Tough as Nails, CBS's new reality competition show from The Amazing Race host Phil Keoghan, is novel for a few reasons. For starters, unlike some strength and endurance shows that cast athletes and gym rats, this one highlights first responders, veterans, and everyday Americans. The show has contestants replicate real-world challenges, like laying railroad track -- and on this one, nobody gets eliminated. The 12 contestants, including a welder, a firefighter, a farmer, a roofer, a deputy sheriff, and a Marine Corps veteran, compete in teams and declare a winner at the end. Another way Tough as Nails sets itself apart? It's the only reality competition that has invited me, a desk worker who sits on his bum for 60 percent of an average day, to see if I'm as tough as nails.
This was pre-COVID, obviously, on a warm day in downtown Los Angeles so many months ago now it seems like it happened in an alternate dimension. (I'm told it was February.) I had no idea what to expect but figured since I'm reasonably fit from hitting the gym (remember those?), running, and doing pretty intense hourlong yoga sessions twice a week, keeping up with whatever challenge they threw my way couldn't be that hard, right? Wrong.
I learned upon arrival that the challenge I'd be taking part in was a lineman drill -- which I'd never even known was a thing before now. A lineman, I soon learned, is one of those brave and skilled people who toil atop terrifyingly tall poles to keep electricity flowing properly. The drill required us to strap into a harness, scale the wooden pole, and rescue a dummy at the top by cutting him free and lowering him down to safety; the person with the fastest time would win. I watched an instructor show several of the show's participants -- including at least two people decades older than me, in their 60s -- how to do this, and they did fairly easily. Just watching them looked tiring, but I convinced myself, "I got this."
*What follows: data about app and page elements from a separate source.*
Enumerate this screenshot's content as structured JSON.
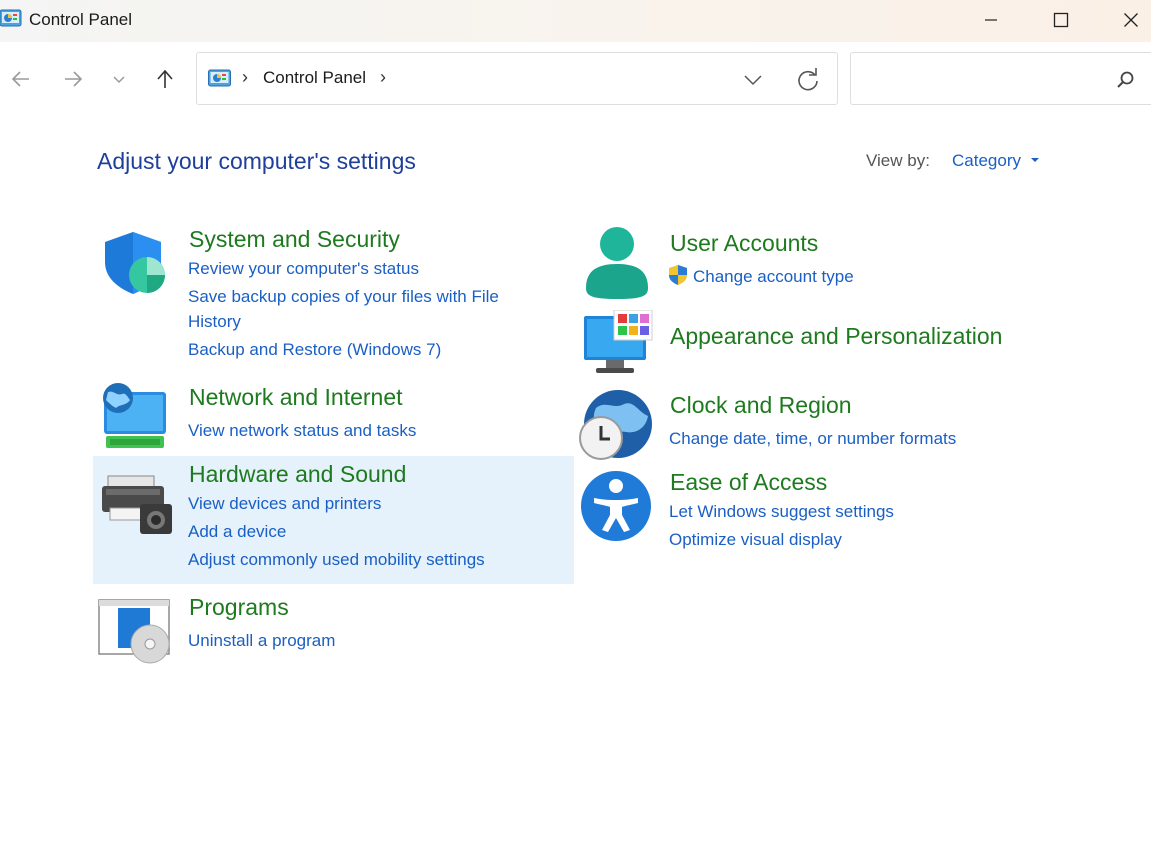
{
  "window": {
    "title": "Control Panel",
    "minimize_icon": "minimize-icon",
    "maximize_icon": "maximize-icon",
    "close_icon": "close-icon"
  },
  "nav": {
    "back_icon": "arrow-left-icon",
    "forward_icon": "arrow-right-icon",
    "recent_icon": "chevron-down-icon",
    "up_icon": "arrow-up-icon"
  },
  "address": {
    "root_separator": "›",
    "crumb": "Control Panel",
    "crumb_separator": "›"
  },
  "search": {
    "value": "",
    "placeholder": ""
  },
  "main": {
    "title": "Adjust your computer's settings",
    "view_by_label": "View by:",
    "view_by_value": "Category"
  },
  "categories": [
    {
      "title": "System and Security",
      "icon": "shield-icon",
      "links": [
        "Review your computer's status",
        "Save backup copies of your files with File",
        "History",
        "Backup and Restore (Windows 7)"
      ]
    },
    {
      "title": "Network and Internet",
      "icon": "network-globe-icon",
      "links": [
        "View network status and tasks"
      ]
    },
    {
      "title": "Hardware and Sound",
      "icon": "printer-speaker-icon",
      "links": [
        "View devices and printers",
        "Add a device",
        "Adjust commonly used mobility settings"
      ]
    },
    {
      "title": "Programs",
      "icon": "programs-disc-icon",
      "links": [
        "Uninstall a program"
      ]
    },
    {
      "title": "User Accounts",
      "icon": "user-icon",
      "links": [
        "Change account type"
      ],
      "link_icon": "uac-shield-icon"
    },
    {
      "title": "Appearance and Personalization",
      "icon": "monitor-palette-icon",
      "links": []
    },
    {
      "title": "Clock and Region",
      "icon": "globe-clock-icon",
      "links": [
        "Change date, time, or number formats"
      ]
    },
    {
      "title": "Ease of Access",
      "icon": "accessibility-icon",
      "links": [
        "Let Windows suggest settings",
        "Optimize visual display"
      ]
    }
  ],
  "colors": {
    "title_blue": "#1e3f9a",
    "category_green": "#1e7a1e",
    "link_blue": "#1a5fc4",
    "hover_bg": "#e5f1fb"
  }
}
And I did, kind of, at first. As you can see in the video above, I got off to a decent start, hoisting myself up the pole efficiently. But this challenge, as with all the tasks on Tough as Nails, required way more than strength or an initial gust of determination. It takes coordination to straddle your legs the right way so that spikes inside the boots give you the leverage you need to advance. But you also need concentration, longevity, patience, and, most of all, focus. As Phil Keoghan says in the first episode and throughout the series, mental toughness is really the thing that unlocks and maintains physical strength. You don't have to strain too hard to see where I started whining and complaining (and cursing out the dummy for getting himself in this mess), but in my defense, whining, complaining, and cursing are considered valuable skills on the internet.
What did I learn from the experience? Well, I very much prefer working at a desk, indoors, for one, and I learned I'm stronger than I give myself credit for. But I also found a greater appreciation for the people who keep America afloat with their hands. In the months since we shot this, the term "essential worker" has helped many of us see how much we owe frontline workers, including folks like linemen, without whom I would not have wi-fi or TV shows to write about. I can only hope that next time I'm about to whine about how hard my job is, I think of them and remember what a tough job really looks like. I sure remember how it felt, and whoever wins this show has my ultimate respect.
Tough As Nails airs Wednesdays at 8/7c on CBS; the episode featuring this challenge airs August 5th.